The DC TV universe has been remarkable male focused for most of it’s run, at least in regards to its leading characters. While the supporting players have often been peppered with scene stealing female characters, only Supergirl truly has them front and center and even that is starting to see some misguided demographic shift this year as characters such as Mon El start to share (coughstealcough) the spotlight. By letting Iris be a strong, competent and heroic character not because of any superpowers she possesses but because of her wit and nerve while also allowing her to play a key role in the shows heart not because of what characters love her but because of the space she’s carved out for herself, The Flash is allowing itself to become a greater, more confident series.
The Humor was There and it was Important
So say what you will about wanting serious superhero shows, but as someone who grew up on Teen Titans and Justice League Unlimited, this writer always appreciated a sense of humor in what could be straight forward tales about superheros and their trauma. The Flash was so wonderful in its first season because of the comedic touch and light on its feet energy and season three has slowly but surely worked its way back to recapturing that. Julian, in particular, was an MVP of the episode especially when it came to Tom Felton’s dead pan delivery. Him despertately trying to react and encourage with empathy like the rest of the team is going to be an entertaining uphill battle to watch play out.
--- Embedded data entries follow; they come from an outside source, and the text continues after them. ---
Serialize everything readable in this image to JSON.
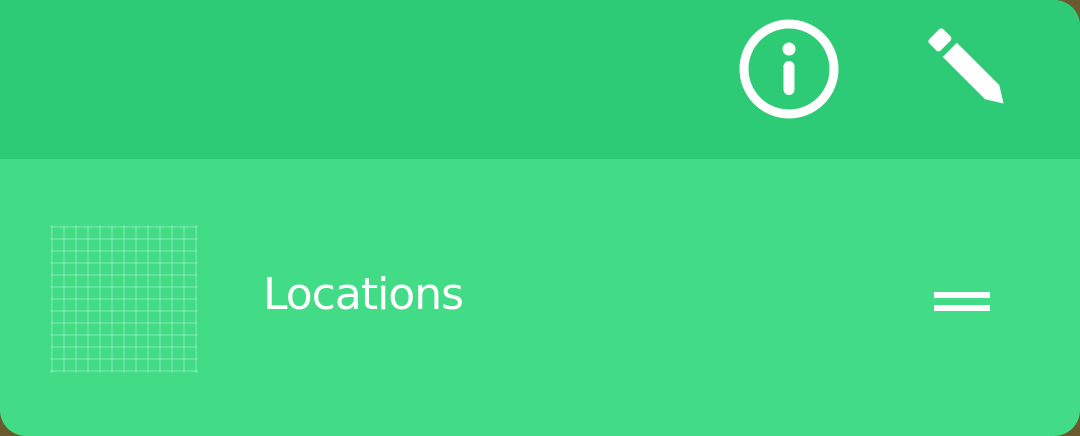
{
  "header": {
    "actions": [
      {
        "id": "info",
        "icon": "info-icon"
      },
      {
        "id": "edit",
        "icon": "pencil-icon"
      }
    ]
  },
  "list": {
    "items": [
      {
        "label": "Locations",
        "icon": "grid-thumbnail-icon",
        "handle_icon": "drag-handle-icon"
      }
    ]
  },
  "colors": {
    "header_bg": "#2ecb76",
    "row_bg": "#42dc87",
    "foreground": "#ffffff"
  }
}
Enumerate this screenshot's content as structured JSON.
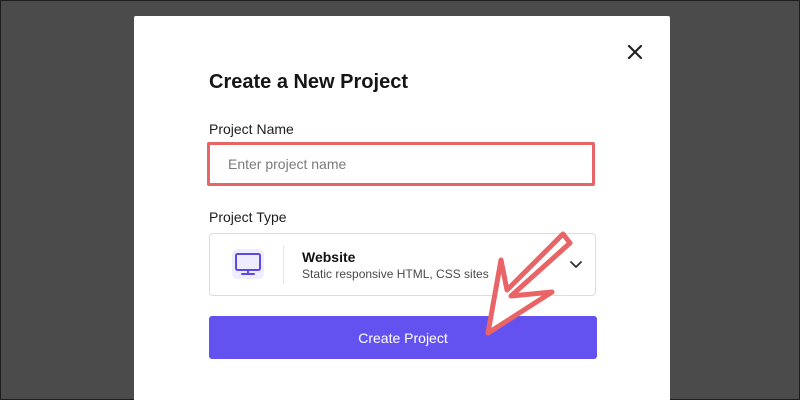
{
  "dialog": {
    "title": "Create a New Project",
    "close_icon": "close-icon"
  },
  "project_name": {
    "label": "Project Name",
    "placeholder": "Enter project name",
    "value": ""
  },
  "project_type": {
    "label": "Project Type",
    "selected": {
      "title": "Website",
      "description": "Static responsive HTML, CSS sites",
      "icon": "monitor-icon"
    },
    "dropdown_icon": "chevron-down-icon"
  },
  "actions": {
    "create_label": "Create Project"
  },
  "annotation": {
    "icon": "arrow-annotation",
    "color": "#e86466"
  },
  "colors": {
    "accent": "#6452f0",
    "highlight": "#e86466",
    "overlay": "#4b4b4b"
  }
}
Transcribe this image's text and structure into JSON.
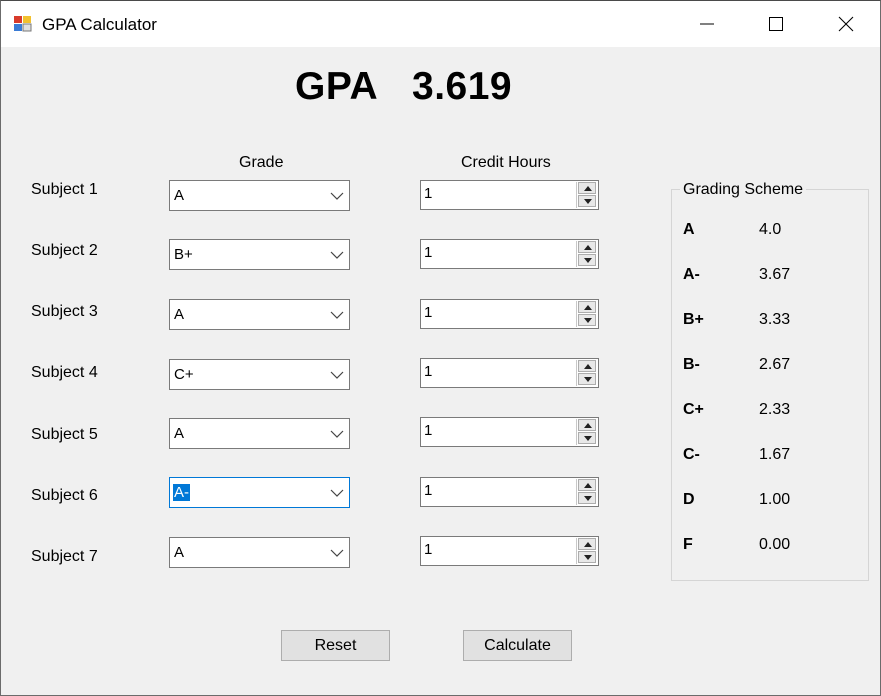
{
  "window": {
    "title": "GPA Calculator"
  },
  "gpa": {
    "label": "GPA",
    "value": "3.619"
  },
  "columns": {
    "grade": "Grade",
    "credit_hours": "Credit Hours"
  },
  "subjects": [
    {
      "label": "Subject 1",
      "grade": "A",
      "credits": "1"
    },
    {
      "label": "Subject 2",
      "grade": "B+",
      "credits": "1"
    },
    {
      "label": "Subject 3",
      "grade": "A",
      "credits": "1"
    },
    {
      "label": "Subject 4",
      "grade": "C+",
      "credits": "1"
    },
    {
      "label": "Subject 5",
      "grade": "A",
      "credits": "1"
    },
    {
      "label": "Subject 6",
      "grade": "A-",
      "credits": "1"
    },
    {
      "label": "Subject 7",
      "grade": "A",
      "credits": "1"
    }
  ],
  "grading_scheme": {
    "title": "Grading Scheme",
    "rows": [
      {
        "grade": "A",
        "points": "4.0"
      },
      {
        "grade": "A-",
        "points": "3.67"
      },
      {
        "grade": "B+",
        "points": "3.33"
      },
      {
        "grade": "B-",
        "points": "2.67"
      },
      {
        "grade": "C+",
        "points": "2.33"
      },
      {
        "grade": "C-",
        "points": "1.67"
      },
      {
        "grade": "D",
        "points": "1.00"
      },
      {
        "grade": "F",
        "points": "0.00"
      }
    ]
  },
  "buttons": {
    "reset": "Reset",
    "calculate": "Calculate"
  },
  "colors": {
    "focus_accent": "#0078d7",
    "window_bg": "#f0f0f0"
  },
  "icons": {
    "app": "app-icon",
    "minimize": "minimize-icon",
    "maximize": "maximize-icon",
    "close": "close-icon"
  }
}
It ultimately felt a bit like a filler episode, albeit one that sets up a few interesting plot points for the future, but at the very least it was an entertaining one.